__Assigned task__: Word for word, repeat the entries, minus the pictures.

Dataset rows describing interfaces
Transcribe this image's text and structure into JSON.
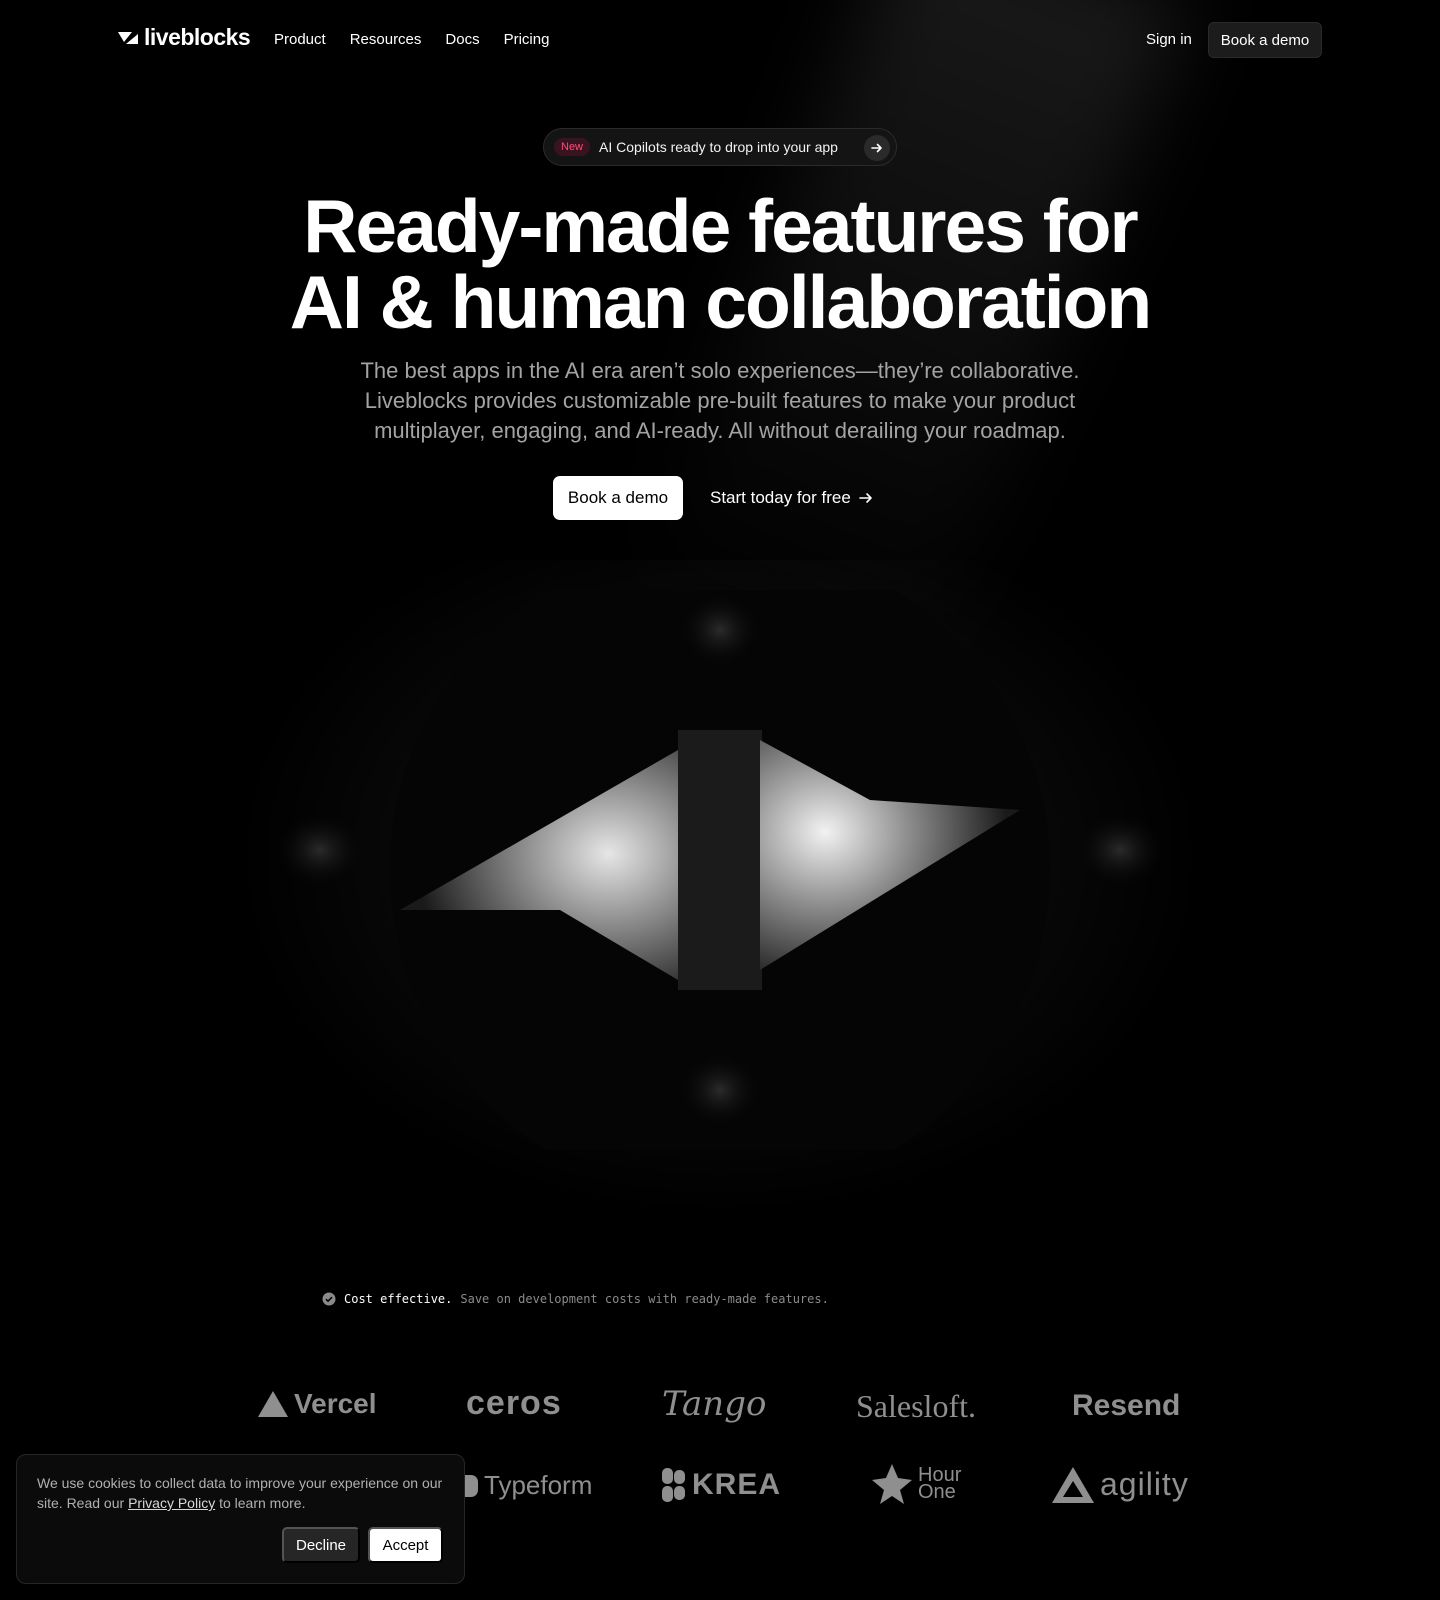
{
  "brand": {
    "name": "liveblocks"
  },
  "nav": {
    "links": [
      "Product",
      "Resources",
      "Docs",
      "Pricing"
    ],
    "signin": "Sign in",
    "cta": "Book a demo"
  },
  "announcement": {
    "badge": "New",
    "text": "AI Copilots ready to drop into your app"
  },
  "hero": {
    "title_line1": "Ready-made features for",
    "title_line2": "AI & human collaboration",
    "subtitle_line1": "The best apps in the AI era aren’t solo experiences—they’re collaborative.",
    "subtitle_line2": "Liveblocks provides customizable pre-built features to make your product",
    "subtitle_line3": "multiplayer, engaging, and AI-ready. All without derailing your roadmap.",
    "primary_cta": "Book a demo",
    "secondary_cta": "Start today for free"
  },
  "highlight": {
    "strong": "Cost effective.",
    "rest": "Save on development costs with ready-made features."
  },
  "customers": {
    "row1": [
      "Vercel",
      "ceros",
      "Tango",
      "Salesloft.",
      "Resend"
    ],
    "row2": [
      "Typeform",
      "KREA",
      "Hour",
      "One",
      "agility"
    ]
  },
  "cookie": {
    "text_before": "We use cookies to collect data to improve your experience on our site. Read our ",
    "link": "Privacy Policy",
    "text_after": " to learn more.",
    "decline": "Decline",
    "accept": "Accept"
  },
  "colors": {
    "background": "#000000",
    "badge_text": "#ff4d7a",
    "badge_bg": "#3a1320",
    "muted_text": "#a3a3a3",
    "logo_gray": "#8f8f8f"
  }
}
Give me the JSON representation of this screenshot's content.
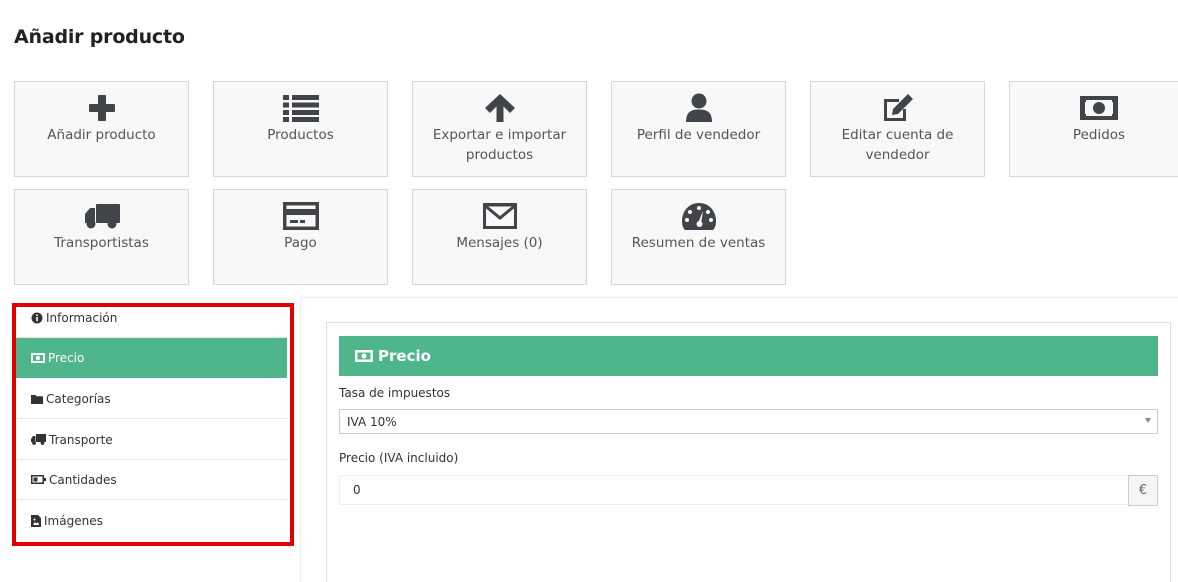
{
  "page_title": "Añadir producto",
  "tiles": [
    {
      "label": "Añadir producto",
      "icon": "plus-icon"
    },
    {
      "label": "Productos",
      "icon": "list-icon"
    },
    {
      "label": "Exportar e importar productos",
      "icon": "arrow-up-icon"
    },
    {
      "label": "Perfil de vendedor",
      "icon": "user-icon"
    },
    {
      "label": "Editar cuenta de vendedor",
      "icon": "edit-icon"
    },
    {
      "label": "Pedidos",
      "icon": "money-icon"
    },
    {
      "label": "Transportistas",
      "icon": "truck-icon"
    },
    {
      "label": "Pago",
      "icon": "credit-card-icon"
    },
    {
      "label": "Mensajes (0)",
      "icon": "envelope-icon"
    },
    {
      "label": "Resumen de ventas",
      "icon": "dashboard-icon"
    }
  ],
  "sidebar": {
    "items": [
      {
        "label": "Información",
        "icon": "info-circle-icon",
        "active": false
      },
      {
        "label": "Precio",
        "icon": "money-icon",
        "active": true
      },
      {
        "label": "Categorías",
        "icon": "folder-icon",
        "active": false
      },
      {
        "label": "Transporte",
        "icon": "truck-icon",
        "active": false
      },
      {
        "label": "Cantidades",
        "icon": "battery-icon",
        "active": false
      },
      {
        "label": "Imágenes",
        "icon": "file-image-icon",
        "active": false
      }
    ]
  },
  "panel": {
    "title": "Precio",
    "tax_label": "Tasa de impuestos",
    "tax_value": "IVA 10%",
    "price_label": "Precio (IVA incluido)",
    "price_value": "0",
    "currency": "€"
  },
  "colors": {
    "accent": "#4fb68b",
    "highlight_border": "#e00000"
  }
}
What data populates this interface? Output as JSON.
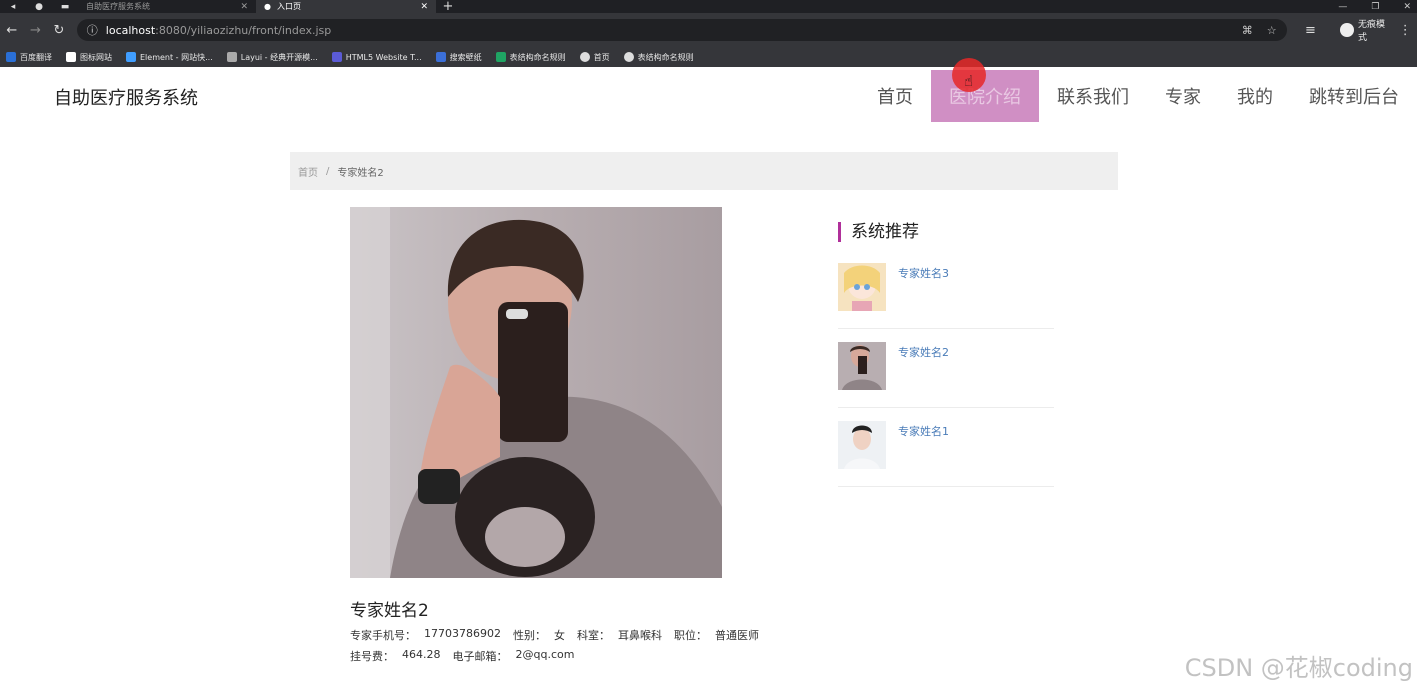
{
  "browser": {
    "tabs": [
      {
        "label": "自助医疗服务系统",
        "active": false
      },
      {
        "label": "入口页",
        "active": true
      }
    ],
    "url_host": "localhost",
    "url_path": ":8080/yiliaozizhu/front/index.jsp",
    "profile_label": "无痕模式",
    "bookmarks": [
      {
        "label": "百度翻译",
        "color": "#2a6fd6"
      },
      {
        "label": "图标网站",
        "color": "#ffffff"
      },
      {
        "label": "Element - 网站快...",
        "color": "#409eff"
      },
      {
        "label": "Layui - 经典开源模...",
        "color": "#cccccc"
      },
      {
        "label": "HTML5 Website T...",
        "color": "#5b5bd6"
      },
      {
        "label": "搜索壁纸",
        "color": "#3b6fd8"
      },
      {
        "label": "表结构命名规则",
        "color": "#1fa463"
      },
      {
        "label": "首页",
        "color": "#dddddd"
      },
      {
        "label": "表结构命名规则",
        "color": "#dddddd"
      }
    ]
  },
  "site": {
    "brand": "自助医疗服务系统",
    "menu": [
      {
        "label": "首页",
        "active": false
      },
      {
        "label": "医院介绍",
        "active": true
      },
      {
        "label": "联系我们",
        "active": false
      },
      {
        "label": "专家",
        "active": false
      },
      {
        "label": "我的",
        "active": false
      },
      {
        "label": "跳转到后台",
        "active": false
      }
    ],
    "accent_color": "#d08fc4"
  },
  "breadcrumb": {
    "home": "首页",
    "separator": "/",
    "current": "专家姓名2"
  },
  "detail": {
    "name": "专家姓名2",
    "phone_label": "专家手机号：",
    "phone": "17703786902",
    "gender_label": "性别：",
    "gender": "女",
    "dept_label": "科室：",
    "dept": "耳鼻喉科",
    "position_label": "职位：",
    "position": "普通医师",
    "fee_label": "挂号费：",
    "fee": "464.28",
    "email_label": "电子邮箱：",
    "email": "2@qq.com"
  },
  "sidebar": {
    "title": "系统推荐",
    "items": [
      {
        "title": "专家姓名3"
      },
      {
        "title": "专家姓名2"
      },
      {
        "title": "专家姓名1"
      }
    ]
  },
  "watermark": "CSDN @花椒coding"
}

__Exercise output__:
Transcribe this image's text and structure into JSON.
{
  "brand": {
    "name": "liveblocks"
  },
  "nav": {
    "links": [
      "Product",
      "Resources",
      "Docs",
      "Pricing"
    ],
    "signin": "Sign in",
    "cta": "Book a demo"
  },
  "announcement": {
    "badge": "New",
    "text": "AI Copilots ready to drop into your app"
  },
  "hero": {
    "title_line1": "Ready-made features for",
    "title_line2": "AI & human collaboration",
    "subtitle_line1": "The best apps in the AI era aren’t solo experiences—they’re collaborative.",
    "subtitle_line2": "Liveblocks provides customizable pre-built features to make your product",
    "subtitle_line3": "multiplayer, engaging, and AI-ready. All without derailing your roadmap.",
    "primary_cta": "Book a demo",
    "secondary_cta": "Start today for free"
  },
  "highlight": {
    "strong": "Cost effective.",
    "rest": "Save on development costs with ready-made features."
  },
  "customers": {
    "row1": [
      "Vercel",
      "ceros",
      "Tango",
      "Salesloft.",
      "Resend"
    ],
    "row2": [
      "Typeform",
      "KREA",
      "Hour",
      "One",
      "agility"
    ]
  },
  "cookie": {
    "text_before": "We use cookies to collect data to improve your experience on our site. Read our ",
    "link": "Privacy Policy",
    "text_after": " to learn more.",
    "decline": "Decline",
    "accept": "Accept"
  },
  "colors": {
    "background": "#000000",
    "badge_text": "#ff4d7a",
    "badge_bg": "#3a1320",
    "muted_text": "#a3a3a3",
    "logo_gray": "#8f8f8f"
  }
}
Give me the JSON representation of this screenshot's content.
{
  "page_title": "Añadir producto",
  "tiles": [
    {
      "label": "Añadir producto",
      "icon": "plus-icon"
    },
    {
      "label": "Productos",
      "icon": "list-icon"
    },
    {
      "label": "Exportar e importar productos",
      "icon": "arrow-up-icon"
    },
    {
      "label": "Perfil de vendedor",
      "icon": "user-icon"
    },
    {
      "label": "Editar cuenta de vendedor",
      "icon": "edit-icon"
    },
    {
      "label": "Pedidos",
      "icon": "money-icon"
    },
    {
      "label": "Transportistas",
      "icon": "truck-icon"
    },
    {
      "label": "Pago",
      "icon": "credit-card-icon"
    },
    {
      "label": "Mensajes (0)",
      "icon": "envelope-icon"
    },
    {
      "label": "Resumen de ventas",
      "icon": "dashboard-icon"
    }
  ],
  "sidebar": {
    "items": [
      {
        "label": "Información",
        "icon": "info-circle-icon",
        "active": false
      },
      {
        "label": "Precio",
        "icon": "money-icon",
        "active": true
      },
      {
        "label": "Categorías",
        "icon": "folder-icon",
        "active": false
      },
      {
        "label": "Transporte",
        "icon": "truck-icon",
        "active": false
      },
      {
        "label": "Cantidades",
        "icon": "battery-icon",
        "active": false
      },
      {
        "label": "Imágenes",
        "icon": "file-image-icon",
        "active": false
      }
    ]
  },
  "panel": {
    "title": "Precio",
    "tax_label": "Tasa de impuestos",
    "tax_value": "IVA 10%",
    "price_label": "Precio (IVA incluido)",
    "price_value": "0",
    "currency": "€"
  },
  "colors": {
    "accent": "#4fb68b",
    "highlight_border": "#e00000"
  }
}
What data populates this interface? Output as JSON.
{
  "browser": {
    "tabs": [
      {
        "label": "自助医疗服务系统",
        "active": false
      },
      {
        "label": "入口页",
        "active": true
      }
    ],
    "url_host": "localhost",
    "url_path": ":8080/yiliaozizhu/front/index.jsp",
    "profile_label": "无痕模式",
    "bookmarks": [
      {
        "label": "百度翻译",
        "color": "#2a6fd6"
      },
      {
        "label": "图标网站",
        "color": "#ffffff"
      },
      {
        "label": "Element - 网站快...",
        "color": "#409eff"
      },
      {
        "label": "Layui - 经典开源模...",
        "color": "#cccccc"
      },
      {
        "label": "HTML5 Website T...",
        "color": "#5b5bd6"
      },
      {
        "label": "搜索壁纸",
        "color": "#3b6fd8"
      },
      {
        "label": "表结构命名规则",
        "color": "#1fa463"
      },
      {
        "label": "首页",
        "color": "#dddddd"
      },
      {
        "label": "表结构命名规则",
        "color": "#dddddd"
      }
    ]
  },
  "site": {
    "brand": "自助医疗服务系统",
    "menu": [
      {
        "label": "首页",
        "active": false
      },
      {
        "label": "医院介绍",
        "active": true
      },
      {
        "label": "联系我们",
        "active": false
      },
      {
        "label": "专家",
        "active": false
      },
      {
        "label": "我的",
        "active": false
      },
      {
        "label": "跳转到后台",
        "active": false
      }
    ],
    "accent_color": "#d08fc4"
  },
  "breadcrumb": {
    "home": "首页",
    "separator": "/",
    "current": "专家姓名2"
  },
  "detail": {
    "name": "专家姓名2",
    "phone_label": "专家手机号：",
    "phone": "17703786902",
    "gender_label": "性别：",
    "gender": "女",
    "dept_label": "科室：",
    "dept": "耳鼻喉科",
    "position_label": "职位：",
    "position": "普通医师",
    "fee_label": "挂号费：",
    "fee": "464.28",
    "email_label": "电子邮箱：",
    "email": "2@qq.com"
  },
  "sidebar": {
    "title": "系统推荐",
    "items": [
      {
        "title": "专家姓名3"
      },
      {
        "title": "专家姓名2"
      },
      {
        "title": "专家姓名1"
      }
    ]
  },
  "watermark": "CSDN @花椒coding"
}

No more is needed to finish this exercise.